Women with the most severe forms of endometriosis are seen as more attractive than those with mild forms or no form of the disease, according to a new study conducted by Dr. Paolo Vercellini, an obstetrician and gynecologist at Universita degli Studi in Milan.
Endometriosis is problem with a woman’s uterus in which the tissue that grows on the inside of her uterine lining also grows on the outside, sometimes covering the ovaries, intestines or other organs within the body. It causes abnormal bleeding and can make it difficult for some women to conceive.
What does endo have to do with attractiveness, though? Keep reading »
The ticket to a longer life: happiness, reports the Daily Mail. In 1940, Harvard researchers reviewed 200 young, white, healthy men; they checked back in on that group every two years. They found that happiness (stemming from factors like marriage, puppies, and friendships) had more of an impact than social factors (like class, wealth, or hometown). Of the 31 men who remained single, only four are still alive today, but more than a third of the men in “good relationships” are still going strong. Read more…
A study done at Case Western Reserve University in Ohio found that the parts of our brains that empathize and the parts that analyze are essentially unable to function at the same time. Instead, our brains move back and forth between the two functions. “This is a cognitive function we’ve evolved.Empathetic and analytic thinking are, at least to some extent, mutually exclusive in the brain,” explained Anthony Jack, one of the researchers.
This explains why even the most intelligent people can get taken in by a sob story, or why the overly analytical person can come off as cold-hearted, because only one function or the other is at work. Researchers also found that some people tend to rely on one function or the other. Keep reading »
Recently, dating and social media site Cheaterville released a survey of its users on the topic of hair color and cheating. The website is a place where you can publicly call out cheating partners — their slogan is “Don’t be the last to know” — and see names of others who have cheated. According to their results, hair color seems to play a role in how likely you are to cheat.

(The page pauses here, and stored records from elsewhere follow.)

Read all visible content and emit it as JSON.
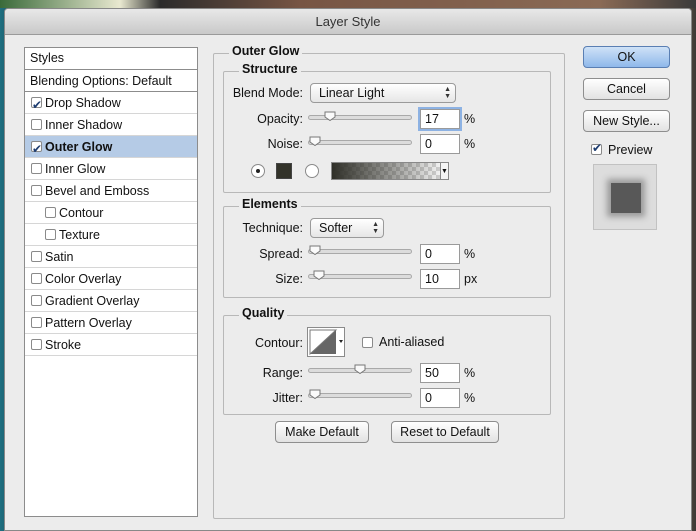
{
  "window": {
    "title": "Layer Style"
  },
  "styles_panel": {
    "header": "Styles",
    "blending": "Blending Options: Default",
    "items": [
      {
        "label": "Drop Shadow",
        "checked": true,
        "selected": false,
        "sub": false
      },
      {
        "label": "Inner Shadow",
        "checked": false,
        "selected": false,
        "sub": false
      },
      {
        "label": "Outer Glow",
        "checked": true,
        "selected": true,
        "sub": false
      },
      {
        "label": "Inner Glow",
        "checked": false,
        "selected": false,
        "sub": false
      },
      {
        "label": "Bevel and Emboss",
        "checked": false,
        "selected": false,
        "sub": false
      },
      {
        "label": "Contour",
        "checked": false,
        "selected": false,
        "sub": true
      },
      {
        "label": "Texture",
        "checked": false,
        "selected": false,
        "sub": true
      },
      {
        "label": "Satin",
        "checked": false,
        "selected": false,
        "sub": false
      },
      {
        "label": "Color Overlay",
        "checked": false,
        "selected": false,
        "sub": false
      },
      {
        "label": "Gradient Overlay",
        "checked": false,
        "selected": false,
        "sub": false
      },
      {
        "label": "Pattern Overlay",
        "checked": false,
        "selected": false,
        "sub": false
      },
      {
        "label": "Stroke",
        "checked": false,
        "selected": false,
        "sub": false
      }
    ]
  },
  "outer_glow": {
    "title": "Outer Glow",
    "structure": {
      "title": "Structure",
      "blend_mode_label": "Blend Mode:",
      "blend_mode_value": "Linear Light",
      "opacity_label": "Opacity:",
      "opacity_value": "17",
      "opacity_unit": "%",
      "opacity_level": 0.17,
      "noise_label": "Noise:",
      "noise_value": "0",
      "noise_unit": "%",
      "noise_level": 0,
      "glow_color": "#33332a"
    },
    "elements": {
      "title": "Elements",
      "technique_label": "Technique:",
      "technique_value": "Softer",
      "spread_label": "Spread:",
      "spread_value": "0",
      "spread_unit": "%",
      "spread_level": 0,
      "size_label": "Size:",
      "size_value": "10",
      "size_unit": "px",
      "size_level": 0.04
    },
    "quality": {
      "title": "Quality",
      "contour_label": "Contour:",
      "antialiased_label": "Anti-aliased",
      "antialiased_checked": false,
      "range_label": "Range:",
      "range_value": "50",
      "range_unit": "%",
      "range_level": 0.5,
      "jitter_label": "Jitter:",
      "jitter_value": "0",
      "jitter_unit": "%",
      "jitter_level": 0
    },
    "make_default": "Make Default",
    "reset_default": "Reset to Default"
  },
  "actions": {
    "ok": "OK",
    "cancel": "Cancel",
    "new_style": "New Style...",
    "preview_label": "Preview",
    "preview_checked": true
  }
}
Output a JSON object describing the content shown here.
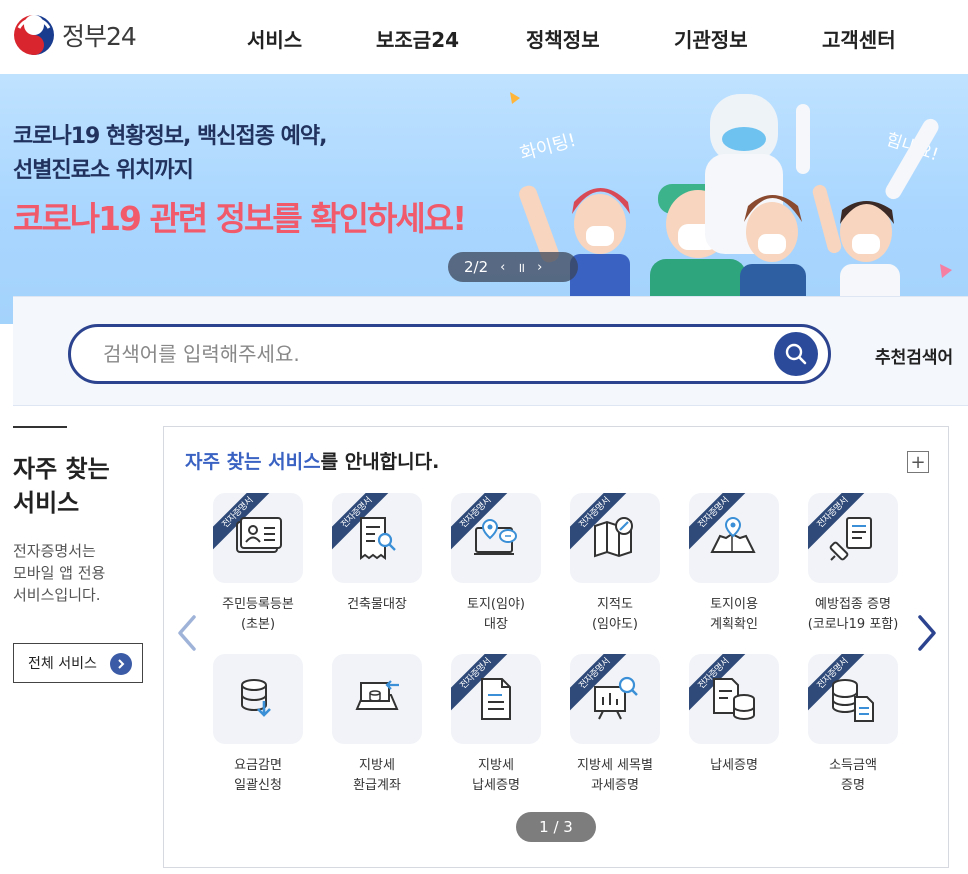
{
  "header": {
    "logo_text": "정부24",
    "nav": [
      "서비스",
      "보조금24",
      "정책정보",
      "기관정보",
      "고객센터"
    ]
  },
  "banner": {
    "line1": "코로나19 현황정보, 백신접종 예약,",
    "line2": "선별진료소 위치까지",
    "line3": "코로나19 관련 정보를 확인하세요!",
    "art_text_left": "화이팅!",
    "art_text_right": "힘내요!",
    "slide_counter": "2/2",
    "prev": "‹",
    "pause": "॥",
    "next": "›"
  },
  "search": {
    "placeholder": "검색어를 입력해주세요.",
    "recommended_label": "추천검색어"
  },
  "frequent": {
    "title_line1": "자주 찾는",
    "title_line2": "서비스",
    "desc_line1": "전자증명서는",
    "desc_line2": "모바일 앱 전용",
    "desc_line3": "서비스입니다.",
    "all_button": "전체 서비스",
    "panel_title_highlight": "자주 찾는 서비스",
    "panel_title_rest": "를 안내합니다.",
    "plus": "+",
    "ribbon_text": "전자증명서",
    "pager": "1 / 3",
    "services": [
      {
        "line1": "주민등록등본",
        "line2": "(초본)",
        "ribbon": true,
        "icon": "id-card-icon"
      },
      {
        "line1": "건축물대장",
        "line2": "",
        "ribbon": true,
        "icon": "building-register-icon"
      },
      {
        "line1": "토지(임야)",
        "line2": "대장",
        "ribbon": true,
        "icon": "land-register-icon"
      },
      {
        "line1": "지적도",
        "line2": "(임야도)",
        "ribbon": true,
        "icon": "cadastral-map-icon"
      },
      {
        "line1": "토지이용",
        "line2": "계획확인",
        "ribbon": true,
        "icon": "land-use-icon"
      },
      {
        "line1": "예방접종 증명",
        "line2": "(코로나19 포함)",
        "ribbon": true,
        "icon": "vaccine-icon"
      },
      {
        "line1": "요금감면",
        "line2": "일괄신청",
        "ribbon": false,
        "icon": "fee-reduction-icon"
      },
      {
        "line1": "지방세",
        "line2": "환급계좌",
        "ribbon": false,
        "icon": "tax-refund-icon"
      },
      {
        "line1": "지방세",
        "line2": "납세증명",
        "ribbon": true,
        "icon": "local-tax-cert-icon"
      },
      {
        "line1": "지방세 세목별",
        "line2": "과세증명",
        "ribbon": true,
        "icon": "tax-chart-icon"
      },
      {
        "line1": "납세증명",
        "line2": "",
        "ribbon": true,
        "icon": "tax-payment-cert-icon"
      },
      {
        "line1": "소득금액",
        "line2": "증명",
        "ribbon": true,
        "icon": "income-cert-icon"
      }
    ]
  },
  "colors": {
    "brand_navy": "#2c448f",
    "highlight_blue": "#3a62c3",
    "banner_pink": "#f15a6b",
    "ribbon_navy": "#2f4a79"
  }
}
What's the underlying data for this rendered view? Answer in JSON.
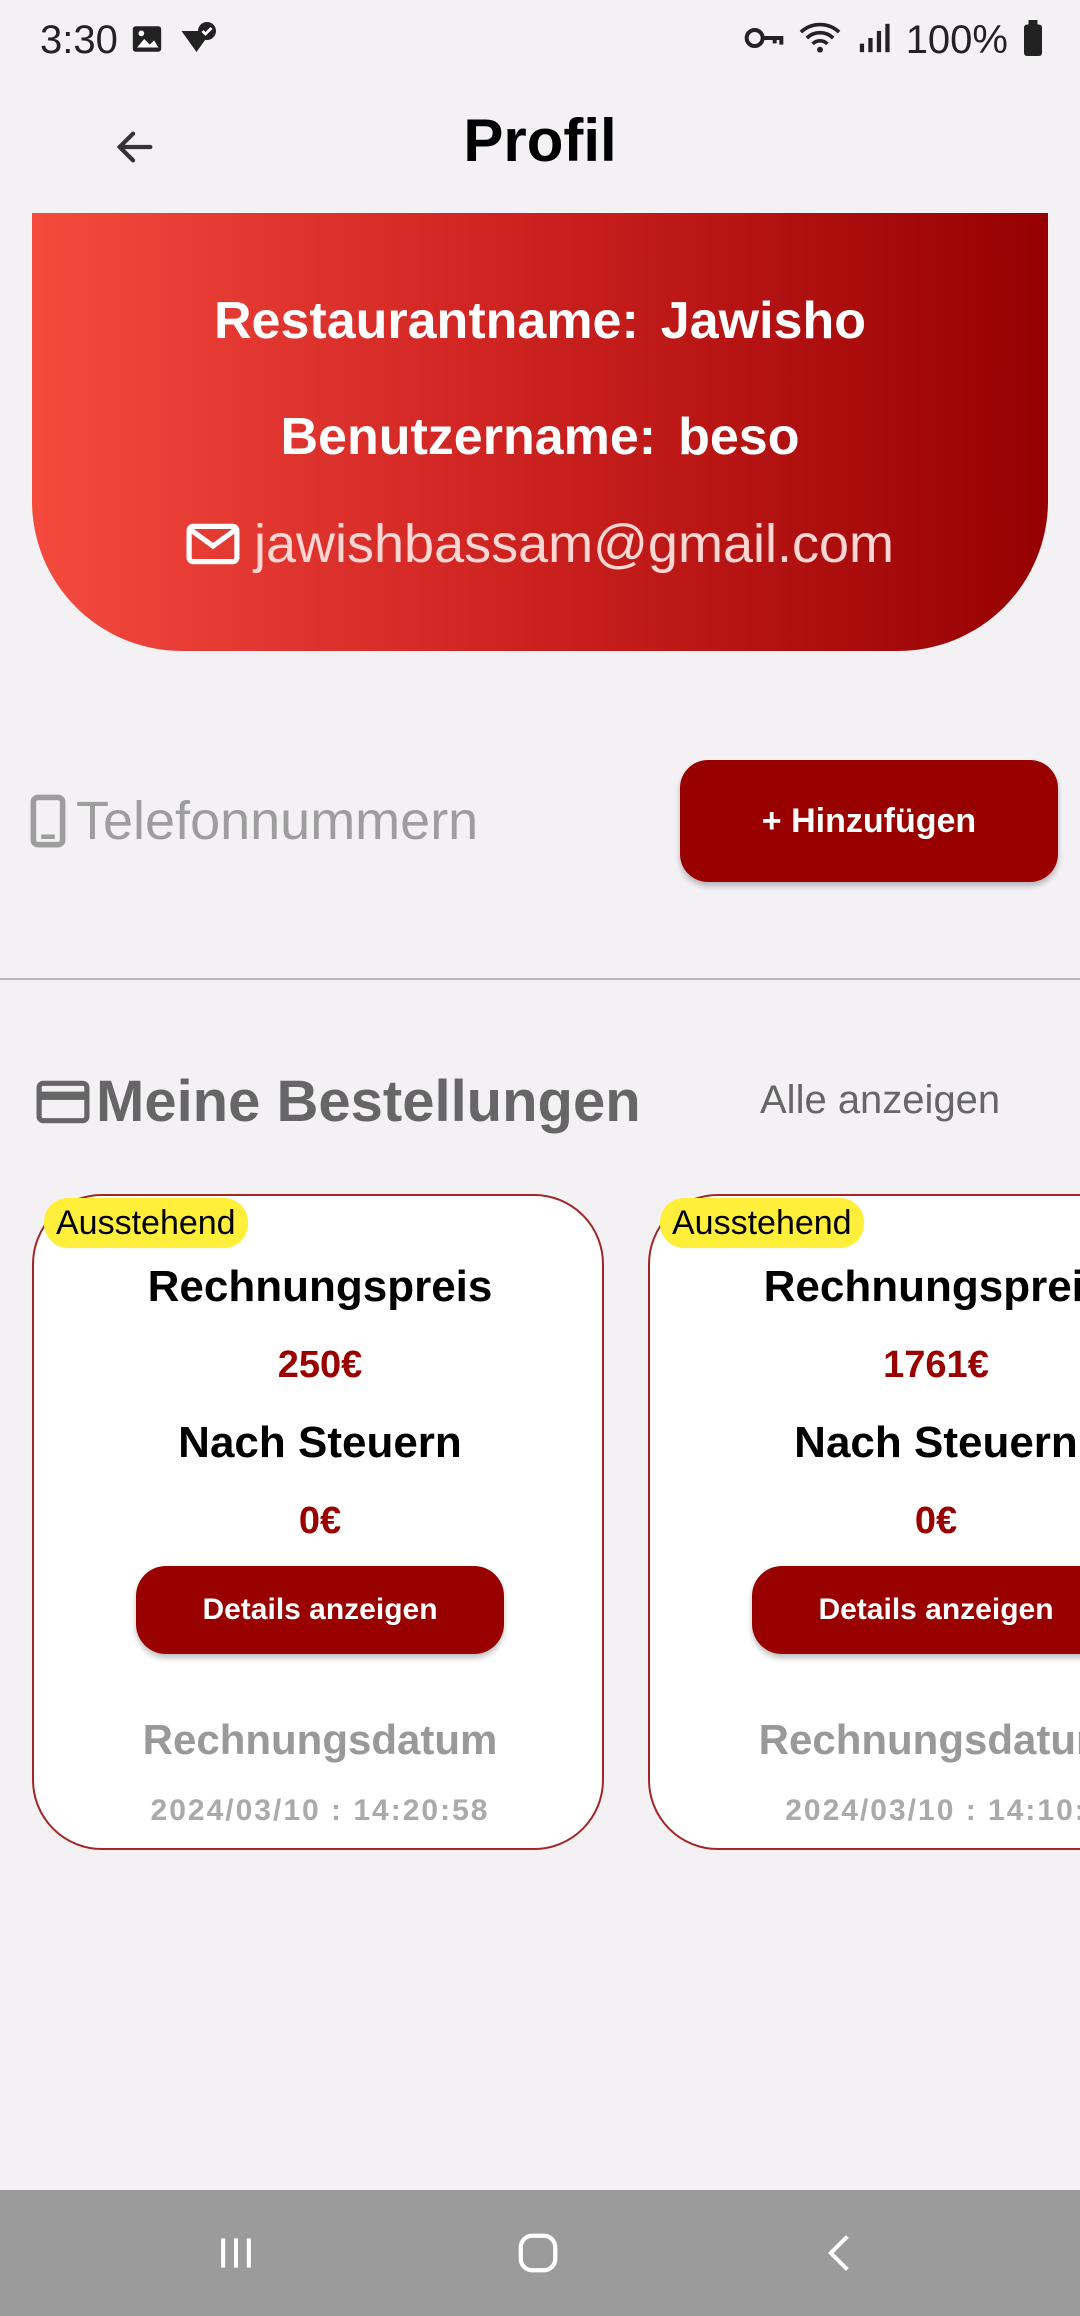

Cheaterville’s survey found that blonde women are more likely to cheat than brunettes, whereas male cheaters are more likely to have brown hair. In fact, 43 percent of female cheaters were blonde (and blondes are, what, 5 percent of the population?), 23 percent were brunette and 11 percent had black hair. As for the men, 40 percent of the unfaithful had brown hair, 23 percent had black hair, 20 percent were blonde and 5 percent were redheads. Read more…
A new study done at UCLA explored women’s changes in behavior toward their mates during ovulation. As you may guess, it was erratic, because lots of bizarre things happen to us when we’re ovulating. Like, we’re better at spotting snakes.
“A woman evaluates her relationship differently at different times in her cycle, and her evaluation seems to be colored by how sexually attractive she perceives her partner to be,” said Martie Haselton, one of the researchers.
The research found that women who had chosen a “Mr. Stable” over a “Mr. Sexy,” were the most screwed by this phenomena, feeling distant and finding fault with their good men when they were most fertile. Keep reading »
Anyone who has ever been unpopular, which we’re thinking is approximately all of you, knows how unfair the system can seem — it’s all about looks and money and some indefinable coolness that some lucky bastards are just born with. Well, we have good news and bad news.
The good news is that there are some unexpected shortcuts that can make a person popular, which maybe isn’t surprising, since the human brain works in some pretty freaky ways. The bad news is that they’re just as stupid and arbitrary as the ones you already knew. Read more…